Steps for the Future in the Automotive Industry
There are two issues facing the automotive industry today: what can be done to address flagging sales, and how long will it take to go back to manufacturing cars. With respect to the first, no one can give a definitive answer on the long-term effects of this pandemic. Just like there is no way to know for certain when the coronavirus pandemic will end, it is also impossible to know for certain whether the economic downturn will be temporary or if it will lead to a recession.
I don’t own a crystal ball myself, and my Magic Eight Ball only gives me answers to yes or no questions. What I do know for certain is that the automakers are not sitting still. Many of the big ones have already put into place payment plans and programs for new car buyers and ones who already have leased or taken a loan on an existing vehicle. These include Fiat Chrysler, Ford, GM, Honda, Hyundai, Kia, Nissan, Toyota, and Volkswagen. They are all to be commended for taking steps to help out their customers. The automakers fear that there will be a large default of leases and loans leading to repossessions, which could only exacerbate the existing decline in sales. In that regard, many have already enacted programs that allow owners who have lost their jobs as a result of coronavirus to defer payments for up to 120 days, depending on the manufacturer. This is a wise decision, as it will soften the economic blow felt by such people, while also helping to build long-term brand loyalty.

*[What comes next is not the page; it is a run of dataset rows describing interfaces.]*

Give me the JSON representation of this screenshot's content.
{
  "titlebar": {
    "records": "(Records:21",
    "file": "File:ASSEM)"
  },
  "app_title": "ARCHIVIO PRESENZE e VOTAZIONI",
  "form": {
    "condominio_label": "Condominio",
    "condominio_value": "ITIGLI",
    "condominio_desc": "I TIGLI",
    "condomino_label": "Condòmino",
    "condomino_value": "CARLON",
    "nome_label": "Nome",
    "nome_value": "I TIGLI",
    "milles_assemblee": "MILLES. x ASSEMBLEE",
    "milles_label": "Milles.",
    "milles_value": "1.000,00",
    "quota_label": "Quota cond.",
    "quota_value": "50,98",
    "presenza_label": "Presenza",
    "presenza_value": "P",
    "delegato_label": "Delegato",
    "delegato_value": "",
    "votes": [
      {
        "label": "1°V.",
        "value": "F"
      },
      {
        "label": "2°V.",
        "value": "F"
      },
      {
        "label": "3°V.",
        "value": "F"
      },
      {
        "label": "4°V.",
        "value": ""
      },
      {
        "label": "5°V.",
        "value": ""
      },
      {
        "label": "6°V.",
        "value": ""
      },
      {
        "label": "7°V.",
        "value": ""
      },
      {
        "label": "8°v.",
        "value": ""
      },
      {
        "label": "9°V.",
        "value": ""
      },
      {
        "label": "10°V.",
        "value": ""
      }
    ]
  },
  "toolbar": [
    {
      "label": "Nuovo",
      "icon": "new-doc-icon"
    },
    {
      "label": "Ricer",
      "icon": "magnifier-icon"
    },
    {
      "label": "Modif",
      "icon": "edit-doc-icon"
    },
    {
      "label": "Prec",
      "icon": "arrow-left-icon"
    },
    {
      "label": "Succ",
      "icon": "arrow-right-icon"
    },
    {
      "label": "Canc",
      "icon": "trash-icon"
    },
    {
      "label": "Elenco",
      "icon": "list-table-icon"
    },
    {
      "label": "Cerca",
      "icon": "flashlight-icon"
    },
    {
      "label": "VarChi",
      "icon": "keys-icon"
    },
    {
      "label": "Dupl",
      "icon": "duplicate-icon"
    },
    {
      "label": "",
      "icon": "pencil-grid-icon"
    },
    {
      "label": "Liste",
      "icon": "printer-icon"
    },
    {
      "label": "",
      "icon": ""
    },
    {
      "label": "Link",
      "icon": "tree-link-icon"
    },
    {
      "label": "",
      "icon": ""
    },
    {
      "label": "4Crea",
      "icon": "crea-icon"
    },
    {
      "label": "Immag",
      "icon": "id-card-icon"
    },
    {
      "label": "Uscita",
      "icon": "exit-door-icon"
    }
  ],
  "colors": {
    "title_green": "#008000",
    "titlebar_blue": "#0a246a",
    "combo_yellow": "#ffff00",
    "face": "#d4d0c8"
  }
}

With respect to sales of new and used vehicles, many manufacturers are providing interest-free financing for a number of months for many buyers. This will allow them to acquire a new car without worrying too much about the long-term expense. In addition, many dealers have begun leveraging the Internet to make online sales while their brick-and-mortar facilities remain shuttered due to coronavirus. All of these measures should help the automakers and dealerships weather the storm of this pandemic. It will also help ease the worries of consumers already stressed out during this national crisis.
The second question may be easier to deal with, since the automakers have already dealt with this in the past. During World War II, GM, Ford, and Chrysler went from manufacturing passenger vehicles to producing tanks, jeeps, armored personnel carriers, military aircraft, and munitions. President Franklin D. Roosevelt referred to this as the Arsenal of Democracy. For those who don’t know history, the Big Three did not produce a single passenger car for civilian use from February 10, 1942, to September 9, 1945. Nevertheless, when the war ended in 1945, all three manufacturers were able to transition to the production of civilian automobiles without too much difficulty. Such should be the case with the current pandemic.
Automakers should not have too much trouble restarting production, especially since they won’t have to move from producing Sherman tanks to building Corvette Stingrays. Moreover, the experience that automakers are getting in the production of personal protective equipment and ventilators may be able to help them diversify their businesses. For example, if GM continues to make masks and ventilators after this pandemic ends, then it will have another industry to support the overall company, particularly if it experiences a temporary decline in sales of cars, trucks, and SUVs. In a way, this could be the silver lining to the COVID-19 cloud that is currently hovering over our heads.